### Goal of the exercise
For each entry below, write an exact copy and leave out the images.

[Opening Given information section]

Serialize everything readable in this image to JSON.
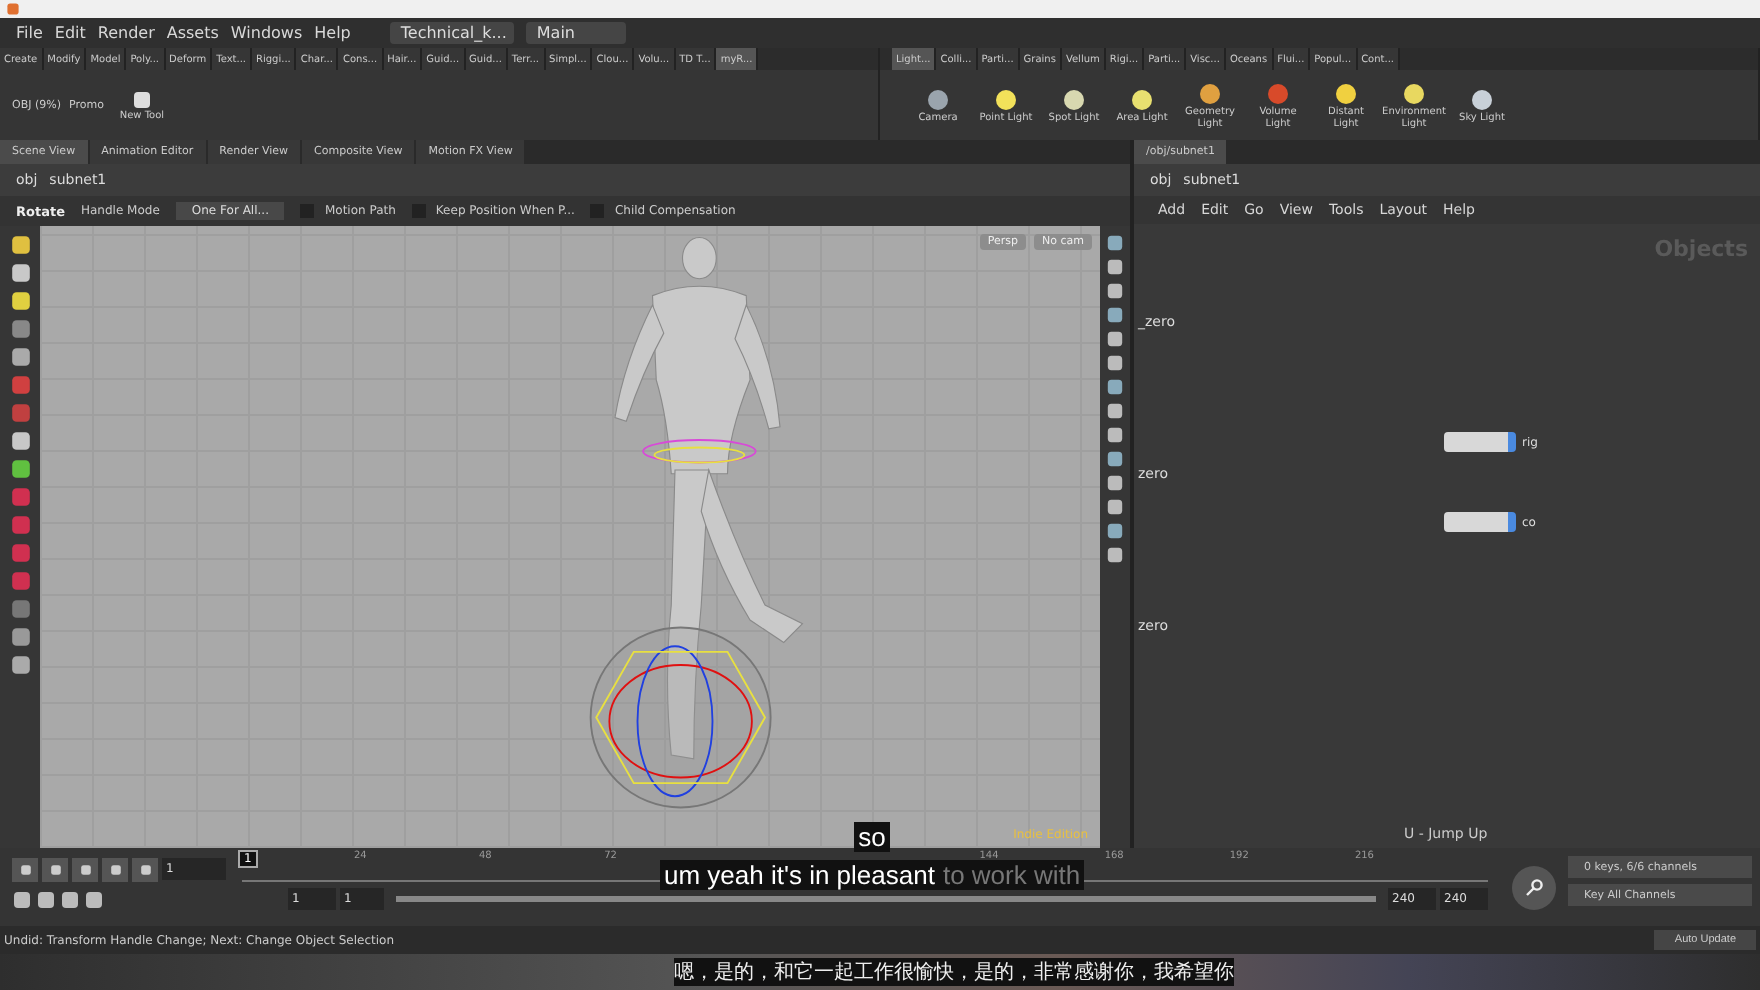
{
  "menu": [
    "File",
    "Edit",
    "Render",
    "Assets",
    "Windows",
    "Help"
  ],
  "desktop": "Technical_k...",
  "desk": "Main",
  "shelf_tabs_left": [
    {
      "label": "Create",
      "selected": false
    },
    {
      "label": "Modify",
      "selected": false
    },
    {
      "label": "Model",
      "selected": false
    },
    {
      "label": "Poly...",
      "selected": false
    },
    {
      "label": "Deform",
      "selected": false
    },
    {
      "label": "Text...",
      "selected": false
    },
    {
      "label": "Riggi...",
      "selected": false
    },
    {
      "label": "Char...",
      "selected": false
    },
    {
      "label": "Cons...",
      "selected": false
    },
    {
      "label": "Hair...",
      "selected": false
    },
    {
      "label": "Guid...",
      "selected": false
    },
    {
      "label": "Guid...",
      "selected": false
    },
    {
      "label": "Terr...",
      "selected": false
    },
    {
      "label": "Simpl...",
      "selected": false
    },
    {
      "label": "Clou...",
      "selected": false
    },
    {
      "label": "Volu...",
      "selected": false
    },
    {
      "label": "TD T...",
      "selected": false
    },
    {
      "label": "myR...",
      "selected": true
    }
  ],
  "shelf_tools_left": [
    {
      "label": "OBJ (9%)",
      "kind": "text"
    },
    {
      "label": "Promo",
      "kind": "text"
    },
    {
      "label": "New Tool",
      "kind": "icon"
    }
  ],
  "shelf_tabs_right": [
    {
      "label": "Light...",
      "selected": true
    },
    {
      "label": "Colli...",
      "selected": false
    },
    {
      "label": "Parti...",
      "selected": false
    },
    {
      "label": "Grains",
      "selected": false
    },
    {
      "label": "Vellum",
      "selected": false
    },
    {
      "label": "Rigi...",
      "selected": false
    },
    {
      "label": "Parti...",
      "selected": false
    },
    {
      "label": "Visc...",
      "selected": false
    },
    {
      "label": "Oceans",
      "selected": false
    },
    {
      "label": "Flui...",
      "selected": false
    },
    {
      "label": "Popul...",
      "selected": false
    },
    {
      "label": "Cont...",
      "selected": false
    }
  ],
  "shelf_tools_right": [
    {
      "label": "Camera",
      "color": "#9aa4ad"
    },
    {
      "label": "Point Light",
      "color": "#f2e15a"
    },
    {
      "label": "Spot Light",
      "color": "#d8d8b0"
    },
    {
      "label": "Area Light",
      "color": "#e8e070"
    },
    {
      "label": "Geometry Light",
      "color": "#e0a040"
    },
    {
      "label": "Volume Light",
      "color": "#d84a2a"
    },
    {
      "label": "Distant Light",
      "color": "#f0d040"
    },
    {
      "label": "Environment Light",
      "color": "#e8d860"
    },
    {
      "label": "Sky Light",
      "color": "#c8d0d8"
    }
  ],
  "pane_tabs": [
    {
      "label": "Scene View",
      "selected": true
    },
    {
      "label": "Animation Editor",
      "selected": false
    },
    {
      "label": "Render View",
      "selected": false
    },
    {
      "label": "Composite View",
      "selected": false
    },
    {
      "label": "Motion FX View",
      "selected": false
    }
  ],
  "network_tab": "/obj/subnet1",
  "path": [
    "obj",
    "subnet1"
  ],
  "network_path": [
    "obj",
    "subnet1"
  ],
  "tool_options": {
    "tool": "Rotate",
    "handle_label": "Handle Mode",
    "handle_mode": "One For All...",
    "checkboxes": [
      {
        "label": "Motion Path",
        "checked": false
      },
      {
        "label": "Keep Position When P...",
        "checked": false
      },
      {
        "label": "Child Compensation",
        "checked": false
      }
    ]
  },
  "viewport": {
    "camera": "Persp",
    "cam": "No cam",
    "edition": "Indie Edition"
  },
  "subtitles": {
    "line1": "so",
    "spoken": "um yeah it's in pleasant",
    "upcoming": "to work with",
    "chinese": "嗯，是的，和它一起工作很愉快，是的，非常感谢你，我希望你"
  },
  "network": {
    "menu": [
      "Add",
      "Edit",
      "Go",
      "View",
      "Tools",
      "Layout",
      "Help"
    ],
    "context": "Objects",
    "side_labels": [
      "_zero",
      "zero",
      "zero"
    ],
    "nodes": [
      {
        "label": "rig"
      },
      {
        "label": "co"
      }
    ],
    "hotkey": "U - Jump Up"
  },
  "timeline": {
    "frame": "1",
    "marker": "1",
    "ticks": [
      "24",
      "48",
      "72",
      "144",
      "168",
      "192",
      "216"
    ],
    "range_bar": {
      "level": 1
    },
    "start": "1",
    "range_start": "1",
    "range_end": "240",
    "end": "240",
    "keys": "0 keys, 6/6 channels",
    "key_all": "Key All Channels"
  },
  "status": "Undid: Transform Handle Change; Next: Change Object Selection",
  "auto_update": "Auto Update"
}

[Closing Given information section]

### Response
Serialize everything readable in this image to JSON.
{
  "menu": [
    "File",
    "Edit",
    "Render",
    "Assets",
    "Windows",
    "Help"
  ],
  "desktop": "Technical_k...",
  "desk": "Main",
  "shelf_tabs_left": [
    {
      "label": "Create",
      "selected": false
    },
    {
      "label": "Modify",
      "selected": false
    },
    {
      "label": "Model",
      "selected": false
    },
    {
      "label": "Poly...",
      "selected": false
    },
    {
      "label": "Deform",
      "selected": false
    },
    {
      "label": "Text...",
      "selected": false
    },
    {
      "label": "Riggi...",
      "selected": false
    },
    {
      "label": "Char...",
      "selected": false
    },
    {
      "label": "Cons...",
      "selected": false
    },
    {
      "label": "Hair...",
      "selected": false
    },
    {
      "label": "Guid...",
      "selected": false
    },
    {
      "label": "Guid...",
      "selected": false
    },
    {
      "label": "Terr...",
      "selected": false
    },
    {
      "label": "Simpl...",
      "selected": false
    },
    {
      "label": "Clou...",
      "selected": false
    },
    {
      "label": "Volu...",
      "selected": false
    },
    {
      "label": "TD T...",
      "selected": false
    },
    {
      "label": "myR...",
      "selected": true
    }
  ],
  "shelf_tools_left": [
    {
      "label": "OBJ (9%)",
      "kind": "text"
    },
    {
      "label": "Promo",
      "kind": "text"
    },
    {
      "label": "New Tool",
      "kind": "icon"
    }
  ],
  "shelf_tabs_right": [
    {
      "label": "Light...",
      "selected": true
    },
    {
      "label": "Colli...",
      "selected": false
    },
    {
      "label": "Parti...",
      "selected": false
    },
    {
      "label": "Grains",
      "selected": false
    },
    {
      "label": "Vellum",
      "selected": false
    },
    {
      "label": "Rigi...",
      "selected": false
    },
    {
      "label": "Parti...",
      "selected": false
    },
    {
      "label": "Visc...",
      "selected": false
    },
    {
      "label": "Oceans",
      "selected": false
    },
    {
      "label": "Flui...",
      "selected": false
    },
    {
      "label": "Popul...",
      "selected": false
    },
    {
      "label": "Cont...",
      "selected": false
    }
  ],
  "shelf_tools_right": [
    {
      "label": "Camera",
      "color": "#9aa4ad"
    },
    {
      "label": "Point Light",
      "color": "#f2e15a"
    },
    {
      "label": "Spot Light",
      "color": "#d8d8b0"
    },
    {
      "label": "Area Light",
      "color": "#e8e070"
    },
    {
      "label": "Geometry Light",
      "color": "#e0a040"
    },
    {
      "label": "Volume Light",
      "color": "#d84a2a"
    },
    {
      "label": "Distant Light",
      "color": "#f0d040"
    },
    {
      "label": "Environment Light",
      "color": "#e8d860"
    },
    {
      "label": "Sky Light",
      "color": "#c8d0d8"
    }
  ],
  "pane_tabs": [
    {
      "label": "Scene View",
      "selected": true
    },
    {
      "label": "Animation Editor",
      "selected": false
    },
    {
      "label": "Render View",
      "selected": false
    },
    {
      "label": "Composite View",
      "selected": false
    },
    {
      "label": "Motion FX View",
      "selected": false
    }
  ],
  "network_tab": "/obj/subnet1",
  "path": [
    "obj",
    "subnet1"
  ],
  "network_path": [
    "obj",
    "subnet1"
  ],
  "tool_options": {
    "tool": "Rotate",
    "handle_label": "Handle Mode",
    "handle_mode": "One For All...",
    "checkboxes": [
      {
        "label": "Motion Path",
        "checked": false
      },
      {
        "label": "Keep Position When P...",
        "checked": false
      },
      {
        "label": "Child Compensation",
        "checked": false
      }
    ]
  },
  "viewport": {
    "camera": "Persp",
    "cam": "No cam",
    "edition": "Indie Edition"
  },
  "subtitles": {
    "line1": "so",
    "spoken": "um yeah it's in pleasant",
    "upcoming": "to work with",
    "chinese": "嗯，是的，和它一起工作很愉快，是的，非常感谢你，我希望你"
  },
  "network": {
    "menu": [
      "Add",
      "Edit",
      "Go",
      "View",
      "Tools",
      "Layout",
      "Help"
    ],
    "context": "Objects",
    "side_labels": [
      "_zero",
      "zero",
      "zero"
    ],
    "nodes": [
      {
        "label": "rig"
      },
      {
        "label": "co"
      }
    ],
    "hotkey": "U - Jump Up"
  },
  "timeline": {
    "frame": "1",
    "marker": "1",
    "ticks": [
      "24",
      "48",
      "72",
      "144",
      "168",
      "192",
      "216"
    ],
    "range_bar": {
      "level": 1
    },
    "start": "1",
    "range_start": "1",
    "range_end": "240",
    "end": "240",
    "keys": "0 keys, 6/6 channels",
    "key_all": "Key All Channels"
  },
  "status": "Undid: Transform Handle Change; Next: Change Object Selection",
  "auto_update": "Auto Update"
}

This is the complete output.